To Do:
Get bike rack

1. Call guy from craigslist about $25 hitch-mounted bike rack.
2. Wait for guy to call back and tell you it has already been sold.
3. Look again on craigslist, find another bike rack that is cheaper than new, but not cheap enough to merit dealing with a potentially creepy craigslist user.
4. Decide that going to "Rack Attack" to buy a new bike rack is a better, though more expensive, option.
5. Go to Rack Attack, and think about how the name reminds me of those girls with the lethal boobs in Austin Powers.
6. Discover that spare tire is in the way, and hitch-mounted bike rack won't fit.
7. Leave Rack Attack without bike rack.
8. Consider ladder-mounted bike rack, do internet research and discover that they are pieces of shit.
9. Drive around in confusion for two days and decide to strap spare tire to the roof, so hitch-mounted bike rack will fit.
9. Buy straps and a cover for the spare tire.
10. Return to "Rack Attack" for hitch-mounted bike rack and pinlock.
11. Decide that it totally would have been worth it to just get that one that I saw on craigslist a week ago, but at least it's done now.
12. Install tire on roof, and rack on van. Cry because it's hard. Hope that neither fall off.

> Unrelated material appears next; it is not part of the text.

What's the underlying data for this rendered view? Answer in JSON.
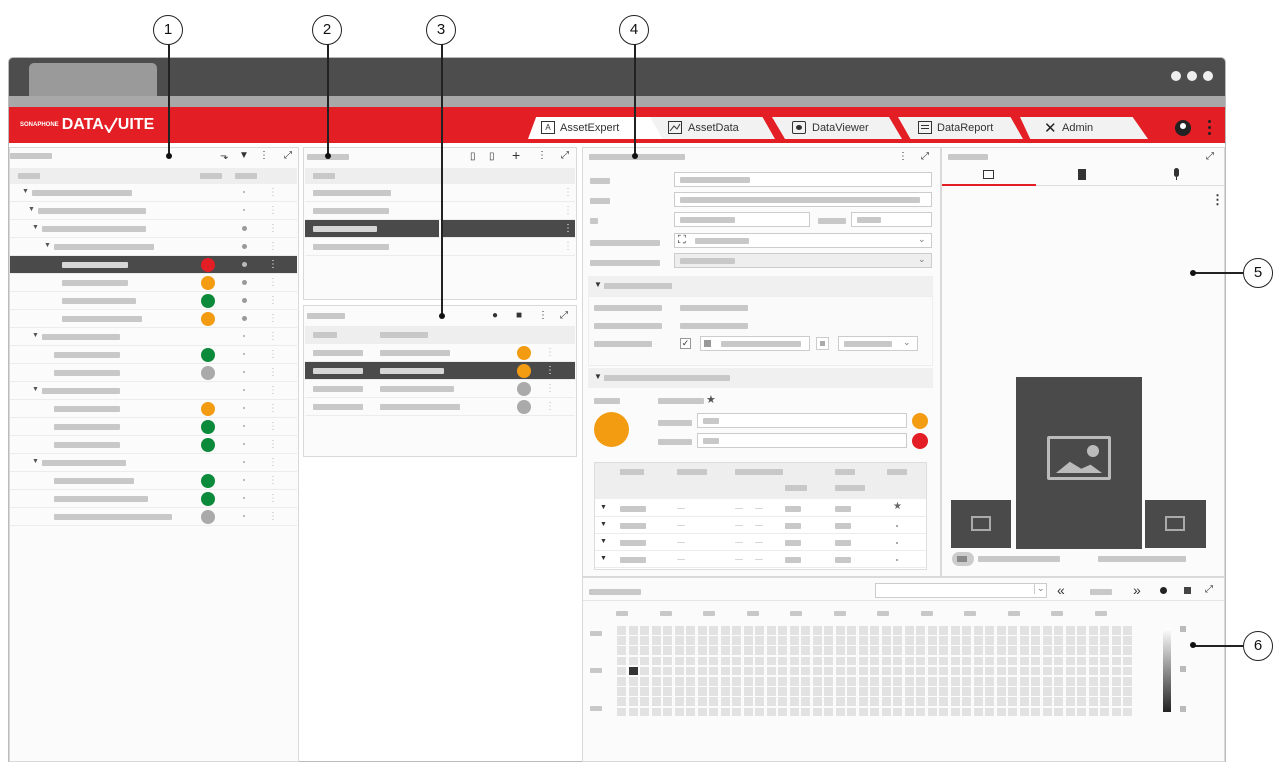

Spending my days running around, trying to get my van ready often leaves me in a heap on the floor, trying not to cry, terrified that if I can't even prepare for my trip, I'll never have what it takes to actually go. I stare at my take-out burrito from the place across the street that I only go to in the case of total meltdown food emergency, and my stomach turns with that special brand of anxiety reserved for the totally overwhelmed. I have a shattered window, a gas tank malfunction, a broken refrigerator, a leaking valve near the water heater which sprays water all over the van floor, an apartment to move out of, a couch to get rid of, friends to say bye to, things to take to Goodwill, and I'm still not sure if the roof leak is fixed.

And just when I'm about to cry, I think of the onion. Comparing the bazillion things I have to do to the layers of an onion somehow makes them more benign. It's okay if it makes me cry; I'll just start peeling one layer at a time.

And if that doesn't work, I'll make a damn stir fry.